The case for: Alexander Zverev
Denis Shapovalov and Stefanos Tsitsipas are among rising stars poised for future success at Roland-Garros - perhaps as early as 2018.
Come the strange day when Rafael Nadal retires and thus at last is not favourite to win Roland-Garros, who might fill the void?
Alexander Zverev and Dominic Thiem, of course. But other even younger players with clay capabilities are darting up the rankings, and some may even cause damage on the Paris dirt in 2018.
The leader of that pack is arguably Denis Shapovalov. The left-handed Canadian, who turned 19 last month, is not merely the youngest player in the top 100, but as of this month is the youngest to pierce the top 30 since Richard Gasquet in 2005. That achievement is largely the product of a marvellous European clay swing, where he amassed six wins from eight matches in Madrid and Rome, including victories over Tomas Berdych and Milos Raonic. Raonic is no longer Canadian No.1; his seven-year reign was snapped by his young compatriot.
All the more extraordinary to think that at Roland-Garros 2017, Shapovalov lost in the first round ... of qualifying. But famous wins over Juan Martin del Potro and Nadal at the Montreal Masters - where he eventually lost to Zverev in the semi-finals - were among the reasons why his fellow ATP players named him their most improved player of 2017.
But here’s the thing: he names his favourite surface as grass, as does the next name on the list – Greek 19-year-old Stefanos Tsitsipas, despite straight-sets wins over Dominic Thiem and Pablo Carreno Busta en route to the Barcelona final last month, and victory over Kevin Anderson in Estoril. There was also a brisk dismissal of one Denis Shapovalov in Monte Carlo, all of which has propelled Tsitsipas to the world no.40 slot. He is already by far the greatest Greek player in ATP ranking history, as none have previously breached the top 100.

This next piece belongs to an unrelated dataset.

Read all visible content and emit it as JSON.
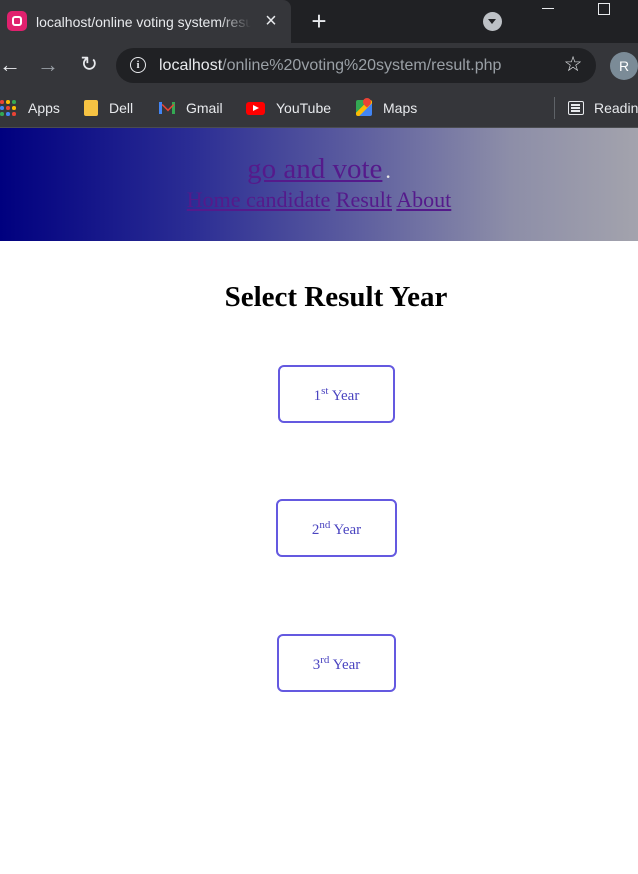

With Tsitsipas a mere four months older than Shapovalov, the pair are not only the most marketable teenagers in the men’s game, but also they are their own quiz book. (How do you spell/pronounce Shapovalov/Tsitsipas? Who is the current Greek no.2?)
If you’re looking for a rising young player who actually names clay as his favourite surface, then the world No.56 Frances Tiafoe is your man. Naturally, that means that when he won his maiden ATP title this year, it was on the hard courts of Delray Beach – but his victory along the way over del Potro was impressive, to add to previous triumphs over Tomas Berdych and Alexander Zverev. And when the 2018 clay swing arrived, he beat Carreno Busta on a sprint to the semi-finals.
Tiafoe’s fellow American Reilly Opelka is another who names clay as his favourite surface. He is difficult to overlook – literally, as he is the tallest-ever player on the ATP Tour at 2.11m (6ft11in). At age 20 Opelka’s serve regularly breaches the 225kph (140mph) mark, speed which helped him grab 22 aces as he won the final of the Bordeaux Challenger only last weekend. That success bounced him 62 places up the rankings to No.144, and followed on from his maiden career top 10 win – over Jack Sock at Delray Beach.
If the name Felix Auger-Aliassime is difficult to memorise, then call him by his nickname of “FA2” and remember that he is the youngest to crack the top 200 since Nadal. The 17-year-old became the first player born this century to compete in a Masters 1000 event earlier this year in Indian Wells, where he earned his maiden Tour-level victory against Vasek Pospisil. Seven-time Grand Slam title winner John McEnroe is certain that Auger-Aliassime will crack the top 10, with the potential even to reach the top five through a rivalry with Shapovalov.
“In a great rivalry you see that both competitors make each other better players,” explained McEnroe. “I suspect that’s what’s going to happen in the next five or 10 years with those two.”
Don’t let’s overlook the fact a future clay-court great may lie among those contesting the junior event at Roland-Garros 2018. Rudolf Molleker, 17, became this year’s youngest winner to date at the Neckarcup Challenger, on home soil in Germany. A wildcard into that tournament, he defeated former world No.35 Jiri Vesely in the final in just his third Challenger appearance. He is the youngest German to win a title since Alexander Zverev in Braunschweig in 2014.
Shapovalov, Tsitsipas, Tiafoe, Opelka, Auger-Aliassime, Molleker… Might one of these young players one day see his reflection in the Coupe des Mousquetaires as he holds it aloft?